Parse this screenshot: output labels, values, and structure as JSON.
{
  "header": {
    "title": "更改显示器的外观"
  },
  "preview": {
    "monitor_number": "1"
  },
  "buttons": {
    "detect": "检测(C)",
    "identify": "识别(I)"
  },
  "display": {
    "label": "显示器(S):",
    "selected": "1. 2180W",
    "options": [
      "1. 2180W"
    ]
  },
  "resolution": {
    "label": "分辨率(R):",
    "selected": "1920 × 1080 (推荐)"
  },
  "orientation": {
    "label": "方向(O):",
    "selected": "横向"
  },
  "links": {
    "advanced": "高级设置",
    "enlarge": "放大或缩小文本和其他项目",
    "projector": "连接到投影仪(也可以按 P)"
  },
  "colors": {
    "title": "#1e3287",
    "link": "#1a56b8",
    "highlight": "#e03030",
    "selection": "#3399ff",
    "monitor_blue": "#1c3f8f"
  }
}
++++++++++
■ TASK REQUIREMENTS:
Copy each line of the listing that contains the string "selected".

■ TASK ANSWER:
    "selected": "1. 2180W",
    "selected": "1920 × 1080 (推荐)"
    "selected": "横向"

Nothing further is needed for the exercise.